July 11, 2013
A Review of The Rome Experience 2013
Seminarian for the Archdiocese of Philadelphia
It is about 6:00 AM on July 2nd and we have just arrived at the airport ready to begin our last day of travel on the Rome Experience. Since we’d embarked on our journey several weeks earlier we had traversed three countries, a mountain range, numerous major pilgrimage sites in Western Christendom, basilica after basilica after basilica, the tombs of martyrs, saints, confessors, popes and even found time to stop, pray and even eat some pretty good food along the way. We attended a general audience with Pope Francis, had the chance to pray with him as he celebrated the mass and Sunday Angelus. On its face the Rome Experience appeared a success and not a few of us were looking forward to sharing what we had learned and experienced with family and friends as we returned to the states.
On this last day of travel we were blessed with the opportunity to have Mass at the airport before setting out for home. Father’s homily that day threw our last several weeks of travel, pilgrimage and study into new relief. As Father began the homily he commented on the good fortune we had of hearing the Gospel passage where the Apostles cry to Jesus, “Lord, save us! We are perishing!” because their boat seemed ready to sink (Mt 8:25). Father said that the passage highlighted not only the trust we ought to have in Jesus, but also the importance of cultivating that relationship with him and his Church which truly was the focus of this experience. He highlighted a few of the major places we had been and memories we had made and reminded us that they will fade in time but it is that relationship with Jesus Christ that truly saves us and makes us the loving sons that God desires us to be.

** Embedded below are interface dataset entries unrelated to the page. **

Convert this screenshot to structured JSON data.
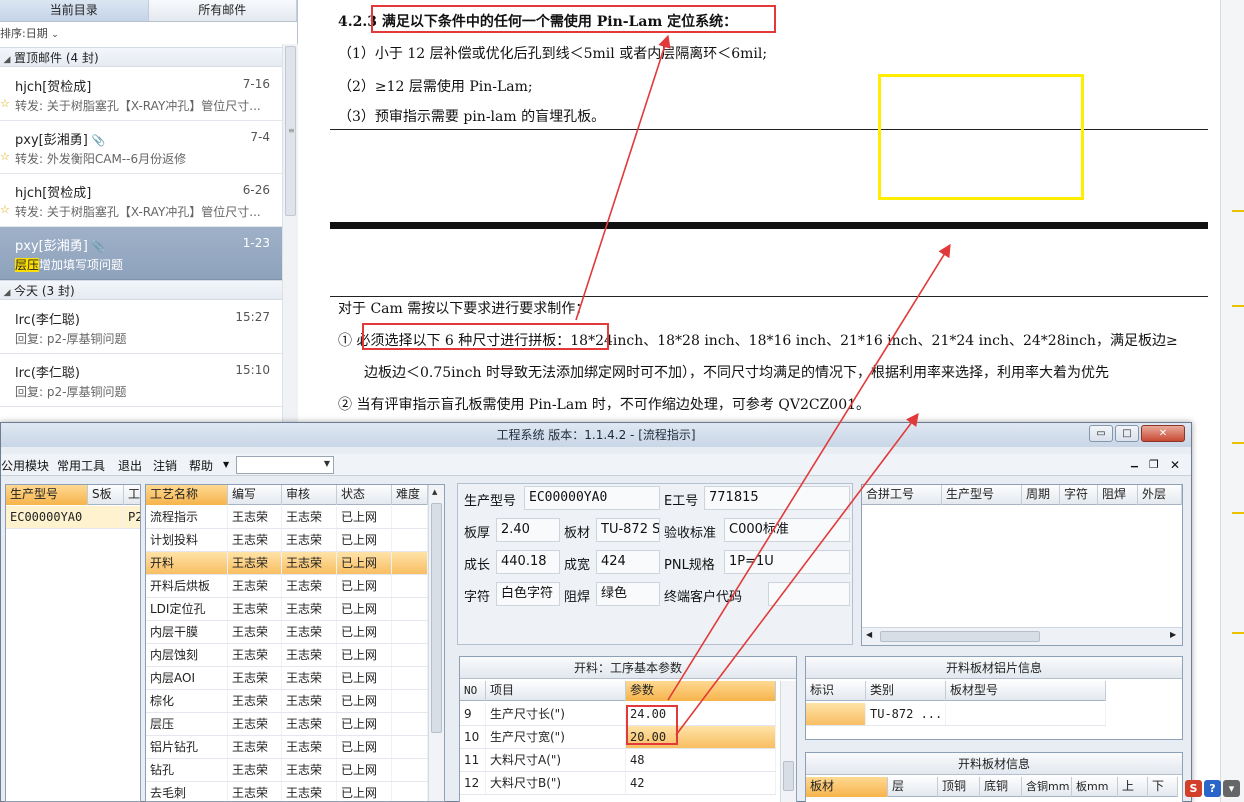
{
  "mail": {
    "tabs": [
      "当前目录",
      "所有邮件"
    ],
    "sort_label": "排序:日期",
    "groups": [
      {
        "title": "置顶邮件 (4 封)"
      },
      {
        "title": "今天 (3 封)"
      }
    ],
    "items": [
      {
        "from": "hjch[贺检成]",
        "date": "7-16",
        "subject": "转发: 关于树脂塞孔【X-RAY冲孔】管位尺寸..."
      },
      {
        "from": "pxy[彭湘勇]",
        "date": "7-4",
        "subject": "转发: 外发衡阳CAM--6月份返修"
      },
      {
        "from": "hjch[贺检成]",
        "date": "6-26",
        "subject": "转发: 关于树脂塞孔【X-RAY冲孔】管位尺寸..."
      },
      {
        "from": "pxy[彭湘勇]",
        "date": "1-23",
        "subject_highlight": "层压",
        "subject_rest": "增加填写项问题"
      },
      {
        "from": "lrc(李仁聪)",
        "date": "15:27",
        "subject": "回复: p2-厚基铜问题"
      },
      {
        "from": "lrc(李仁聪)",
        "date": "15:10",
        "subject": "回复: p2-厚基铜问题"
      }
    ]
  },
  "doc": {
    "heading_num": "4.2.3",
    "heading_text": "满足以下条件中的任何一个需使用 Pin-Lam 定位系统：",
    "lines": [
      "（1）小于 12 层补偿或优化后孔到线＜5mil 或者内层隔离环＜6mil;",
      "（2）≥12 层需使用 Pin-Lam;",
      "（3）预审指示需要 pin-lam 的盲埋孔板。"
    ],
    "para_intro": "对于 Cam 需按以下要求进行要求制作：",
    "item1_num": "①",
    "item1_boxed": "必须选择以下 6 种尺寸进行拼板：",
    "item1_rest": "18*24inch、18*28 inch、18*16 inch、21*16 inch、21*24 inch、24*28inch，满足板边≥",
    "item1_cont": "边板边＜0.75inch 时导致无法添加绑定网时可不加），不同尺寸均满足的情况下，根据利用率来选择，利用率大着为优先",
    "item2": "②   当有评审指示盲孔板需使用 Pin-Lam 时，不可作缩边处理，可参考 QV2CZ001。"
  },
  "app": {
    "title": "工程系统  版本：1.1.4.2 - [流程指示]",
    "menus": [
      "公用模块",
      "常用工具",
      "退出",
      "注销",
      "帮助"
    ],
    "left_grid": {
      "headers": [
        "生产型号",
        "S板",
        "工"
      ],
      "rows": [
        [
          "EC00000YA0",
          "",
          "P2"
        ]
      ]
    },
    "process_grid": {
      "headers": [
        "工艺名称",
        "编写",
        "审核",
        "状态",
        "难度"
      ],
      "rows": [
        [
          "流程指示",
          "王志荣",
          "王志荣",
          "已上网",
          ""
        ],
        [
          "计划投料",
          "王志荣",
          "王志荣",
          "已上网",
          ""
        ],
        [
          "开料",
          "王志荣",
          "王志荣",
          "已上网",
          ""
        ],
        [
          "开料后烘板",
          "王志荣",
          "王志荣",
          "已上网",
          ""
        ],
        [
          "LDI定位孔",
          "王志荣",
          "王志荣",
          "已上网",
          ""
        ],
        [
          "内层干膜",
          "王志荣",
          "王志荣",
          "已上网",
          ""
        ],
        [
          "内层蚀刻",
          "王志荣",
          "王志荣",
          "已上网",
          ""
        ],
        [
          "内层AOI",
          "王志荣",
          "王志荣",
          "已上网",
          ""
        ],
        [
          "棕化",
          "王志荣",
          "王志荣",
          "已上网",
          ""
        ],
        [
          "层压",
          "王志荣",
          "王志荣",
          "已上网",
          ""
        ],
        [
          "铝片钻孔",
          "王志荣",
          "王志荣",
          "已上网",
          ""
        ],
        [
          "钻孔",
          "王志荣",
          "王志荣",
          "已上网",
          ""
        ],
        [
          "去毛刺",
          "王志荣",
          "王志荣",
          "已上网",
          ""
        ]
      ]
    },
    "info": {
      "labels": {
        "model": "生产型号",
        "eno": "E工号",
        "thick": "板厚",
        "mat": "板材",
        "accept": "验收标准",
        "len": "成长",
        "wid": "成宽",
        "pnl": "PNL规格",
        "char": "字符",
        "mask": "阻焊",
        "cust": "终端客户代码"
      },
      "values": {
        "model": "EC00000YA0",
        "eno": "771815",
        "thick": "2.40",
        "mat": "TU-872 S",
        "accept": "C000标准",
        "len": "440.18",
        "wid": "424",
        "pnl": "1P=1U",
        "char": "白色字符",
        "mask": "绿色",
        "cust": ""
      }
    },
    "right_grid": {
      "headers": [
        "合拼工号",
        "生产型号",
        "周期",
        "字符",
        "阻焊",
        "外层"
      ]
    },
    "params": {
      "title": "开料：工序基本参数",
      "headers": [
        "NO",
        "项目",
        "参数"
      ],
      "rows": [
        [
          "9",
          "生产尺寸长(\")",
          "24.00"
        ],
        [
          "10",
          "生产尺寸宽(\")",
          "20.00"
        ],
        [
          "11",
          "大料尺寸A(\")",
          "48"
        ],
        [
          "12",
          "大料尺寸B(\")",
          "42"
        ]
      ]
    },
    "sheet_info": {
      "title": "开料板材铝片信息",
      "headers": [
        "标识",
        "类别",
        "板材型号"
      ],
      "rows": [
        [
          "",
          "TU-872 ...",
          ""
        ]
      ]
    },
    "sheet_info2": {
      "title": "开料板材信息",
      "headers": [
        "板材",
        "层",
        "顶铜",
        "底铜",
        "含铜mm",
        "板mm",
        "上",
        "下"
      ]
    }
  },
  "colors": {
    "highlight": "#ffe000",
    "annotation_red": "#e23a3a",
    "annotation_yellow": "#ffee00",
    "selected_mail": "#97aac2"
  }
}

Read the rest of this entry »
September 26, 2012
“Rome and the Papacy – Retracing the History of Our Faith”
May 20th – July 2nd, 2013
Pope Benedict XVI explains in his Apostolic Letter Porta Fidei (no. 13): “One thing that will be of decisive importance in this Year [of Faith] is retracing the history of our faith, marked as it is by the unfathomable mystery of the interweaving of holiness and sin.”
In the midst of the Year of Faith, the seminarians in The Rome Experience 2013 will have the extraordinary opportunity to be immersed in the history, theology, and art of the Faith through the study of the lives of the Popes and saints and the great monuments of Rome.
The Rome Experience is designed for seminarians who have completed at least their first year of Theology. To apply, a seminarian must be sponsored by his Director of Vocations and approved by his Bishop.
The deadline for the application and scholarship is Monday, January 21, 2013.
Download the brochure and application today!
May 17, 2012
Dony Mac Manus
Founder of the Sacred Art School, Florence, Italy
Dony Mac Manus has been a part of the Rome Experience since 2009. He is an accomplished international artist with more than twenty years of experience producing and teaching visual arts. And, he is the guide and instructor of the Rome Experience’s course, “Pilgrimages and Tours of the Churches, Art and Architecture of Ancient Rome”.
Born in Dublin in 1971, Dony Mac Manus graduated with a Bachelor of Design (1995) and Higher Diploma in Art and Design Teaching (1998) from the National College of Art and Design, Dublin, Ireland. In 2001, he received a Masters in Fine Art from the New York Academy of Art.
Upon completing his Masters in New York, Dony moved to Italy where he set up his studio first in Rome for a year and a half and then Florence for the next year and a half. He returned to Dublin in 2004 to establish the Irish Academy of Figurative Art.
In 2007 Dony entrusted the Academy to his faculty and students in Dublin and he returned to Florence to establish the Dony Mac Manus Studios-Sacred Art School where he continues working on large international commissions while training his apprentices and students from around the world.
June 17, 2009
We spent one day in Assisi while we were based in Norcia. Assisi was a very holy place, but it was too cluttered with tourists and not enough pilgrims. We did our best to pray at this wonderful city of St. Francis and St. Clare. I was also glad to learn that Francis had many holy friends as well. It gives me hope for this motley crew! I visited the main basilica, then John Grant and I hiked up to Mt. Subasio, where Francis received the stigmata, and I ended by going to St. Clare’s church to see the San Damiano cross that spoke to Francis and to venerate Clare’s relics.
Praying at the tomb of St. Francis was the highlight of my visit to Assisi. I have never had much of a devotion to Francis prior to this pilgrimage, but visiting Assisi stirred up many holy aspirations in my heart, especially to live a life a simplicity. The communion of Saints is real, and I realized its power praying by the tomb of Francis.